It’s 8:15 on a Sunday morning, and I’ve already made:
- Chocolate chip pumpkin pancakes
- Candied Saba bananas (recipe below)
- Fresh butter
- Fresh buttermilk
Still on the docket for today:
- Plum & fig almond tart
- Plum & fig jam
- Vanilla gelato (if I’m still feeling industrious by the time I finish with everything else!)
How will you be spending your Sunday? 🙂
Matamis Na Saging (candied Saba bananas) [adapted from a family recipe, serves 4-5]
Saba bananas are native to the Philippines, and they’re very much like plantains (but better :)). They’re cooked, never eaten raw, and used in a variety of Filipino desserts, including turon de saging (Saba banana in an eggroll wrapper and fried to perfection), banana-cue (Saba banana rolled in sugar, then skewered and grilled until it’s all caramelized), and matamis na saging, which is what I’m sharing below.
This is best eaten cold, topped with milk (what kind of milk?
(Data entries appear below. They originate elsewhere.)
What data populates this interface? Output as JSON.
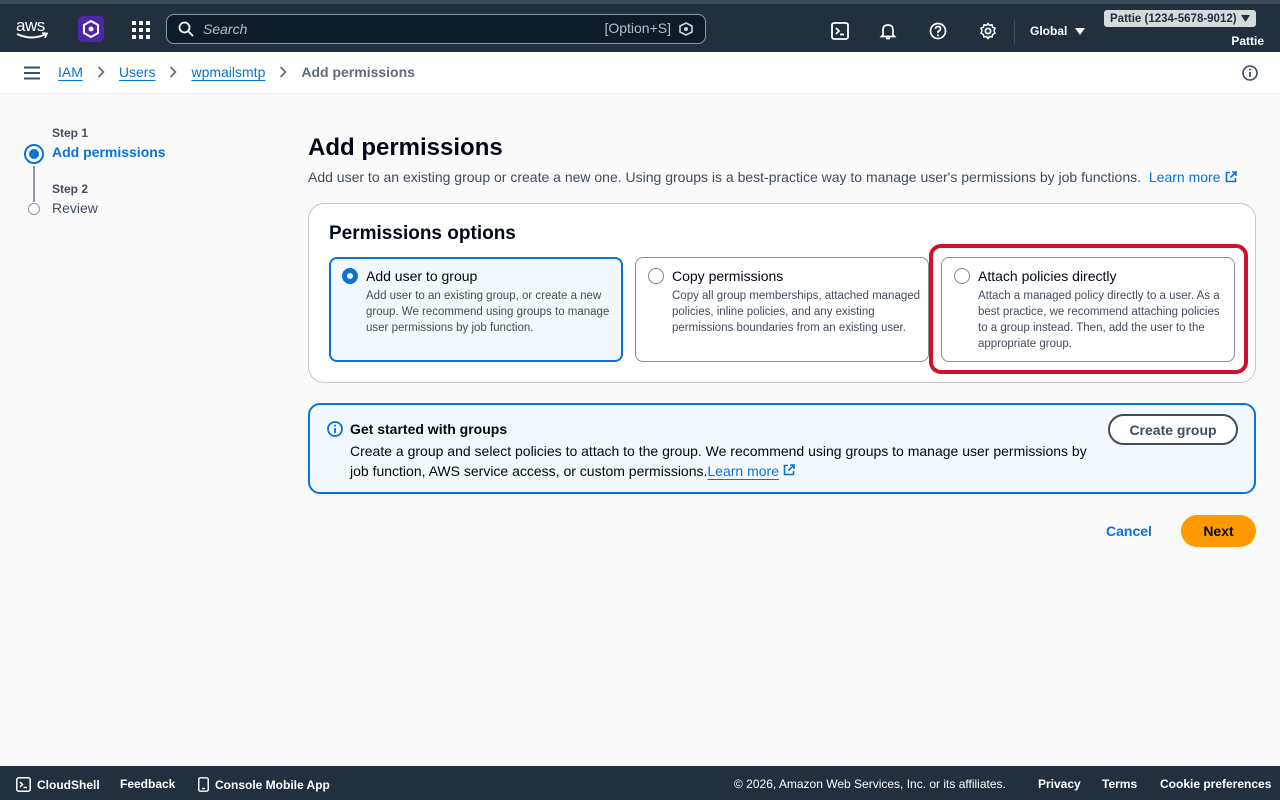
{
  "topnav": {
    "logo_text": "aws",
    "search_placeholder": "Search",
    "search_shortcut": "[Option+S]",
    "region": "Global",
    "account": "Pattie (1234-5678-9012)",
    "username": "Pattie"
  },
  "breadcrumb": {
    "items": [
      "IAM",
      "Users",
      "wpmailsmtp"
    ],
    "current": "Add permissions"
  },
  "steps": [
    {
      "label": "Step 1",
      "title": "Add permissions"
    },
    {
      "label": "Step 2",
      "title": "Review"
    }
  ],
  "main": {
    "title": "Add permissions",
    "description": "Add user to an existing group or create a new one. Using groups is a best-practice way to manage user's permissions by job functions.",
    "learn_more": "Learn more"
  },
  "permissions": {
    "heading": "Permissions options",
    "options": [
      {
        "title": "Add user to group",
        "desc": "Add user to an existing group, or create a new group. We recommend using groups to manage user permissions by job function.",
        "selected": true
      },
      {
        "title": "Copy permissions",
        "desc": "Copy all group memberships, attached managed policies, inline policies, and any existing permissions boundaries from an existing user.",
        "selected": false
      },
      {
        "title": "Attach policies directly",
        "desc": "Attach a managed policy directly to a user. As a best practice, we recommend attaching policies to a group instead. Then, add the user to the appropriate group.",
        "selected": false
      }
    ]
  },
  "alert": {
    "title": "Get started with groups",
    "body": "Create a group and select policies to attach to the group. We recommend using groups to manage user permissions by job function, AWS service access, or custom permissions.",
    "link": "Learn more",
    "button": "Create group"
  },
  "actions": {
    "cancel": "Cancel",
    "next": "Next"
  },
  "footer": {
    "cloudshell": "CloudShell",
    "feedback": "Feedback",
    "mobile_app": "Console Mobile App",
    "copyright": "© 2026, Amazon Web Services, Inc. or its affiliates.",
    "privacy": "Privacy",
    "terms": "Terms",
    "cookies": "Cookie preferences"
  },
  "colors": {
    "nav_bg": "#232f3e",
    "link_blue": "#0972d3",
    "primary_button": "#ff9900",
    "highlight_red": "#d0112b"
  }
}
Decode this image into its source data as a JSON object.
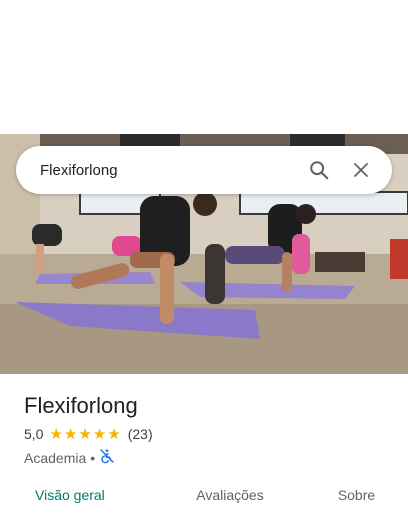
{
  "search": {
    "query": "Flexiforlong"
  },
  "place": {
    "name": "Flexiforlong",
    "rating": "5,0",
    "stars": [
      "★",
      "★",
      "★",
      "★",
      "★"
    ],
    "review_count": "(23)",
    "category": "Academia",
    "separator": "•",
    "status_icon": "no-wheelchair-access-icon"
  },
  "tabs": [
    {
      "label": "Visão geral"
    },
    {
      "label": "Avaliações"
    },
    {
      "label": "Sobre"
    }
  ],
  "colors": {
    "accent": "#00796b",
    "star": "#f4b400",
    "access_icon": "#1a73e8"
  }
}
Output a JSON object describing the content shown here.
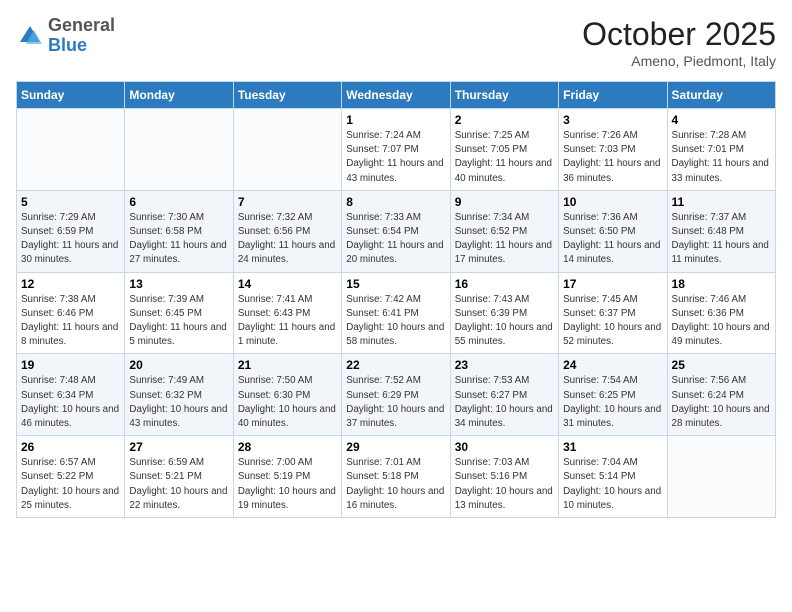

Yes, that’s right, whole milk :)) and shaved ice. Yum. Simple, yet delicious!
- 8 Saba bananas, chopped into quarters (find them at your local Asian store; make sure they’re still somewhat firm, because overripe bananas will turn to mush when you make this)
- 3/4 brown sugar
- 1/2 granulated sugar
- 3/4 cup water
In a saucepan, melt the sugar, then add the water. Stir until incorporated, then add the bananas and bring to a boil. Make sure the bananas are covered in the liquid — if not, add a little more water. Add only a little bit at a time, though, otherwise the syrup will be too watery.
Simmer until the syrup is thick and reduced somewhat, and the bananas are a little caramelized. The time will vary, but start checking around the 20 minute mark, and then keep checking after that. Your bananas should be fork-tender, but not mushy. Get a bit of a taste and you’ll know it’s done when the bananas no longer have that “raw” taste, but still have a bit of a bite to them.
When cool, top with shaved ice (or you can just put the bananas over ice cubes) and milk (however much you like). Yum!